* _WHAT IS BEING ASKED_:
Copy the records below exactly, omitting any pictures they contain.

━━━━

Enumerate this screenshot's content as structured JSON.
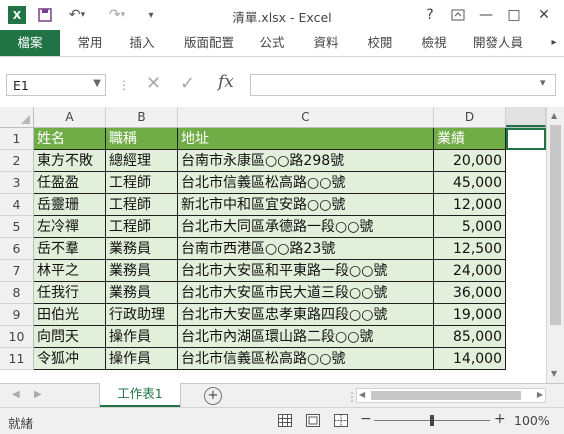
{
  "window": {
    "title": "清單.xlsx - Excel",
    "app_icon_label": "X",
    "controls": [
      "?",
      "—",
      "□",
      "✕"
    ]
  },
  "ribbon": {
    "tabs": [
      "檔案",
      "常用",
      "插入",
      "版面配置",
      "公式",
      "資料",
      "校閱",
      "檢視",
      "開發人員"
    ],
    "accent": "#217346"
  },
  "formula_bar": {
    "name_box": "E1",
    "formula": "",
    "fx_label": "fx"
  },
  "sheet": {
    "columns": [
      "A",
      "B",
      "C",
      "D"
    ],
    "rows": [
      "1",
      "2",
      "3",
      "4",
      "5",
      "6",
      "7",
      "8",
      "9",
      "10",
      "11"
    ],
    "header": [
      "姓名",
      "職稱",
      "地址",
      "業績"
    ],
    "data": [
      [
        "東方不敗",
        "總經理",
        "台南市永康區○○路298號",
        "20,000"
      ],
      [
        "任盈盈",
        "工程師",
        "台北市信義區松高路○○號",
        "45,000"
      ],
      [
        "岳靈珊",
        "工程師",
        "新北市中和區宜安路○○號",
        "12,000"
      ],
      [
        "左冷禪",
        "工程師",
        "台北市大同區承德路一段○○號",
        "5,000"
      ],
      [
        "岳不羣",
        "業務員",
        "台南市西港區○○路23號",
        "12,500"
      ],
      [
        "林平之",
        "業務員",
        "台北市大安區和平東路一段○○號",
        "24,000"
      ],
      [
        "任我行",
        "業務員",
        "台北市大安區市民大道三段○○號",
        "36,000"
      ],
      [
        "田伯光",
        "行政助理",
        "台北市大安區忠孝東路四段○○號",
        "19,000"
      ],
      [
        "向問天",
        "操作員",
        "台北市內湖區環山路二段○○號",
        "85,000"
      ],
      [
        "令狐冲",
        "操作員",
        "台北市信義區松高路○○號",
        "14,000"
      ]
    ],
    "header_color": "#70ad47",
    "row_color": "#e2efda"
  },
  "sheet_tabs": {
    "active": "工作表1",
    "add_label": "+"
  },
  "status": {
    "ready": "就緒",
    "zoom": "100%",
    "zoom_minus": "−",
    "zoom_plus": "+"
  }
}
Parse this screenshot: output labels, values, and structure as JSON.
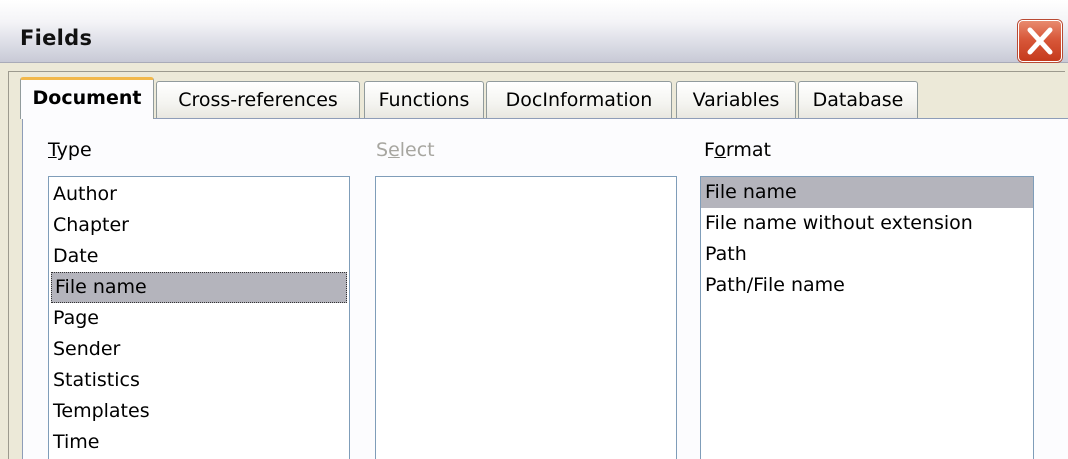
{
  "window": {
    "title": "Fields"
  },
  "tabs": [
    {
      "label": "Document",
      "active": true
    },
    {
      "label": "Cross-references",
      "active": false
    },
    {
      "label": "Functions",
      "active": false
    },
    {
      "label": "DocInformation",
      "active": false
    },
    {
      "label": "Variables",
      "active": false
    },
    {
      "label": "Database",
      "active": false
    }
  ],
  "type_column": {
    "label_mnemonic": "T",
    "label_rest": "ype",
    "items": [
      "Author",
      "Chapter",
      "Date",
      "File name",
      "Page",
      "Sender",
      "Statistics",
      "Templates",
      "Time"
    ],
    "selected": "File name"
  },
  "select_column": {
    "label_first": "S",
    "label_mnemonic": "e",
    "label_rest": "lect",
    "enabled": false,
    "items": []
  },
  "format_column": {
    "label_first": "F",
    "label_mnemonic": "o",
    "label_rest": "rmat",
    "items": [
      "File name",
      "File name without extension",
      "Path",
      "Path/File name"
    ],
    "selected": "File name"
  },
  "colors": {
    "selection": "#b4b4bc",
    "close_button": "#d8583a",
    "active_tab_accent": "#f2b84a"
  }
}
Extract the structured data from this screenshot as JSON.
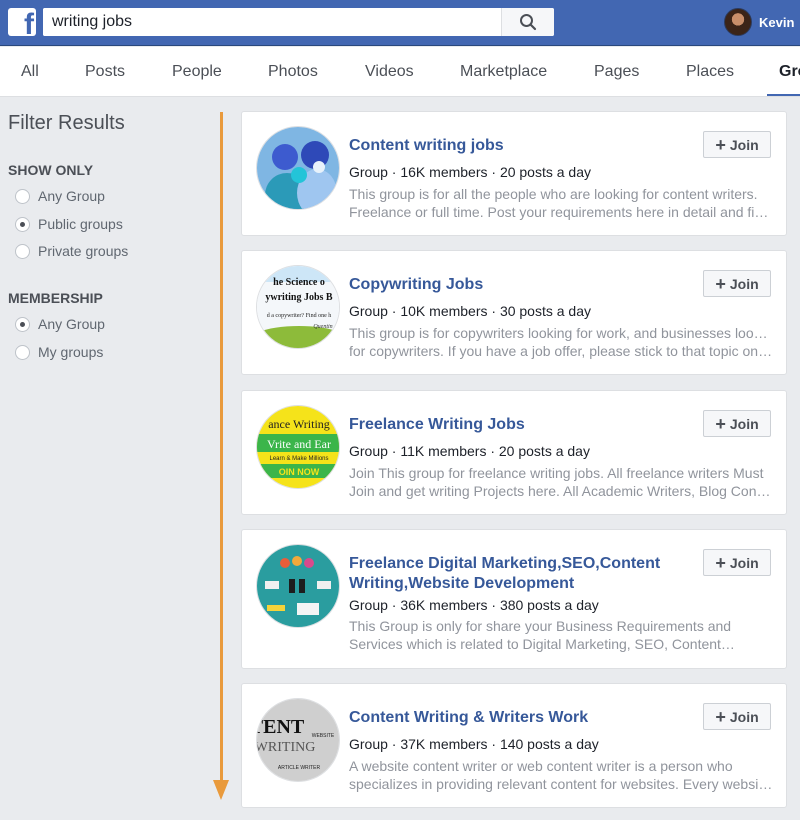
{
  "header": {
    "logo": "f",
    "search_value": "writing jobs",
    "search_icon": "search-icon",
    "user_name": "Kevin"
  },
  "tabs": [
    {
      "label": "All"
    },
    {
      "label": "Posts"
    },
    {
      "label": "People"
    },
    {
      "label": "Photos"
    },
    {
      "label": "Videos"
    },
    {
      "label": "Marketplace"
    },
    {
      "label": "Pages"
    },
    {
      "label": "Places"
    },
    {
      "label": "Groups",
      "active": true
    }
  ],
  "sidebar": {
    "title": "Filter Results",
    "show_only": {
      "title": "SHOW ONLY",
      "options": [
        {
          "label": "Any Group",
          "checked": false
        },
        {
          "label": "Public groups",
          "checked": true
        },
        {
          "label": "Private groups",
          "checked": false
        }
      ]
    },
    "membership": {
      "title": "MEMBERSHIP",
      "options": [
        {
          "label": "Any Group",
          "checked": true
        },
        {
          "label": "My groups",
          "checked": false
        }
      ]
    }
  },
  "join_label": "Join",
  "results": [
    {
      "title": "Content writing jobs",
      "meta": "Group · 16K members · 20 posts a day",
      "desc1": "This group is for all the people who are looking for content writers.",
      "desc2": "Freelance or full time. Post your requirements here in detail and find…"
    },
    {
      "title": "Copywriting Jobs",
      "meta": "Group · 10K members · 30 posts a day",
      "desc1": "This group is for copywriters looking for work, and businesses looking",
      "desc2": "for copywriters. If you have a job offer, please stick to that topic onl…",
      "image_text": [
        "he Science o",
        "ywriting Jobs B",
        "d a copywriter? Find one h",
        "Quentin"
      ]
    },
    {
      "title": "Freelance Writing Jobs",
      "meta": "Group · 11K members · 20 posts a day",
      "desc1": "Join This group for freelance writing jobs. All freelance writers Must",
      "desc2": "Join and get writing Projects here. All Academic Writers, Blog Conte…",
      "image_text": [
        "ance Writing",
        "Vrite and Ear",
        "Learn & Make Millions",
        "OIN NOW"
      ]
    },
    {
      "title": "Freelance Digital Marketing,SEO,Content Writing,Website Development",
      "meta": "Group · 36K members · 380 posts a day",
      "desc1": "This Group is only for share your Business Requirements and",
      "desc2": "Services which is related to Digital Marketing, SEO, Content…"
    },
    {
      "title": "Content Writing & Writers Work",
      "meta": "Group · 37K members · 140 posts a day",
      "desc1": "A website content writer or web content writer is a person who",
      "desc2": "specializes in providing relevant content for websites. Every website…",
      "image_text": [
        "TENT",
        "WRITING",
        "WEBSITE",
        "ARTICLE WRITER"
      ]
    }
  ]
}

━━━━

* _WRITTEN ANSWER_:
Enumerate this screenshot's content as structured JSON.
{
  "window": {
    "title": "清單.xlsx - Excel",
    "app_icon_label": "X",
    "controls": [
      "?",
      "—",
      "□",
      "✕"
    ]
  },
  "ribbon": {
    "tabs": [
      "檔案",
      "常用",
      "插入",
      "版面配置",
      "公式",
      "資料",
      "校閱",
      "檢視",
      "開發人員"
    ],
    "accent": "#217346"
  },
  "formula_bar": {
    "name_box": "E1",
    "formula": "",
    "fx_label": "fx"
  },
  "sheet": {
    "columns": [
      "A",
      "B",
      "C",
      "D"
    ],
    "rows": [
      "1",
      "2",
      "3",
      "4",
      "5",
      "6",
      "7",
      "8",
      "9",
      "10",
      "11"
    ],
    "header": [
      "姓名",
      "職稱",
      "地址",
      "業績"
    ],
    "data": [
      [
        "東方不敗",
        "總經理",
        "台南市永康區○○路298號",
        "20,000"
      ],
      [
        "任盈盈",
        "工程師",
        "台北市信義區松高路○○號",
        "45,000"
      ],
      [
        "岳靈珊",
        "工程師",
        "新北市中和區宜安路○○號",
        "12,000"
      ],
      [
        "左冷禪",
        "工程師",
        "台北市大同區承德路一段○○號",
        "5,000"
      ],
      [
        "岳不羣",
        "業務員",
        "台南市西港區○○路23號",
        "12,500"
      ],
      [
        "林平之",
        "業務員",
        "台北市大安區和平東路一段○○號",
        "24,000"
      ],
      [
        "任我行",
        "業務員",
        "台北市大安區市民大道三段○○號",
        "36,000"
      ],
      [
        "田伯光",
        "行政助理",
        "台北市大安區忠孝東路四段○○號",
        "19,000"
      ],
      [
        "向問天",
        "操作員",
        "台北市內湖區環山路二段○○號",
        "85,000"
      ],
      [
        "令狐冲",
        "操作員",
        "台北市信義區松高路○○號",
        "14,000"
      ]
    ],
    "header_color": "#70ad47",
    "row_color": "#e2efda"
  },
  "sheet_tabs": {
    "active": "工作表1",
    "add_label": "+"
  },
  "status": {
    "ready": "就緒",
    "zoom": "100%",
    "zoom_minus": "−",
    "zoom_plus": "+"
  }
}
Parse this screenshot: output labels, values, and structure as JSON.
{
  "window": {
    "title": "Fields"
  },
  "tabs": [
    {
      "label": "Document",
      "active": true
    },
    {
      "label": "Cross-references",
      "active": false
    },
    {
      "label": "Functions",
      "active": false
    },
    {
      "label": "DocInformation",
      "active": false
    },
    {
      "label": "Variables",
      "active": false
    },
    {
      "label": "Database",
      "active": false
    }
  ],
  "type_column": {
    "label_mnemonic": "T",
    "label_rest": "ype",
    "items": [
      "Author",
      "Chapter",
      "Date",
      "File name",
      "Page",
      "Sender",
      "Statistics",
      "Templates",
      "Time"
    ],
    "selected": "File name"
  },
  "select_column": {
    "label_first": "S",
    "label_mnemonic": "e",
    "label_rest": "lect",
    "enabled": false,
    "items": []
  },
  "format_column": {
    "label_first": "F",
    "label_mnemonic": "o",
    "label_rest": "rmat",
    "items": [
      "File name",
      "File name without extension",
      "Path",
      "Path/File name"
    ],
    "selected": "File name"
  },
  "colors": {
    "selection": "#b4b4bc",
    "close_button": "#d8583a",
    "active_tab_accent": "#f2b84a"
  }
}
Extract the structured data from this screenshot as JSON.
{
  "header": {
    "logo": "f",
    "search_value": "writing jobs",
    "search_icon": "search-icon",
    "user_name": "Kevin"
  },
  "tabs": [
    {
      "label": "All"
    },
    {
      "label": "Posts"
    },
    {
      "label": "People"
    },
    {
      "label": "Photos"
    },
    {
      "label": "Videos"
    },
    {
      "label": "Marketplace"
    },
    {
      "label": "Pages"
    },
    {
      "label": "Places"
    },
    {
      "label": "Groups",
      "active": true
    }
  ],
  "sidebar": {
    "title": "Filter Results",
    "show_only": {
      "title": "SHOW ONLY",
      "options": [
        {
          "label": "Any Group",
          "checked": false
        },
        {
          "label": "Public groups",
          "checked": true
        },
        {
          "label": "Private groups",
          "checked": false
        }
      ]
    },
    "membership": {
      "title": "MEMBERSHIP",
      "options": [
        {
          "label": "Any Group",
          "checked": true
        },
        {
          "label": "My groups",
          "checked": false
        }
      ]
    }
  },
  "join_label": "Join",
  "results": [
    {
      "title": "Content writing jobs",
      "meta": "Group · 16K members · 20 posts a day",
      "desc1": "This group is for all the people who are looking for content writers.",
      "desc2": "Freelance or full time. Post your requirements here in detail and find…"
    },
    {
      "title": "Copywriting Jobs",
      "meta": "Group · 10K members · 30 posts a day",
      "desc1": "This group is for copywriters looking for work, and businesses looking",
      "desc2": "for copywriters. If you have a job offer, please stick to that topic onl…",
      "image_text": [
        "he Science o",
        "ywriting Jobs B",
        "d a copywriter? Find one h",
        "Quentin"
      ]
    },
    {
      "title": "Freelance Writing Jobs",
      "meta": "Group · 11K members · 20 posts a day",
      "desc1": "Join This group for freelance writing jobs. All freelance writers Must",
      "desc2": "Join and get writing Projects here. All Academic Writers, Blog Conte…",
      "image_text": [
        "ance Writing",
        "Vrite and Ear",
        "Learn & Make Millions",
        "OIN NOW"
      ]
    },
    {
      "title": "Freelance Digital Marketing,SEO,Content Writing,Website Development",
      "meta": "Group · 36K members · 380 posts a day",
      "desc1": "This Group is only for share your Business Requirements and",
      "desc2": "Services which is related to Digital Marketing, SEO, Content…"
    },
    {
      "title": "Content Writing & Writers Work",
      "meta": "Group · 37K members · 140 posts a day",
      "desc1": "A website content writer or web content writer is a person who",
      "desc2": "specializes in providing relevant content for websites. Every website…",
      "image_text": [
        "TENT",
        "WRITING",
        "WEBSITE",
        "ARTICLE WRITER"
      ]
    }
  ]
}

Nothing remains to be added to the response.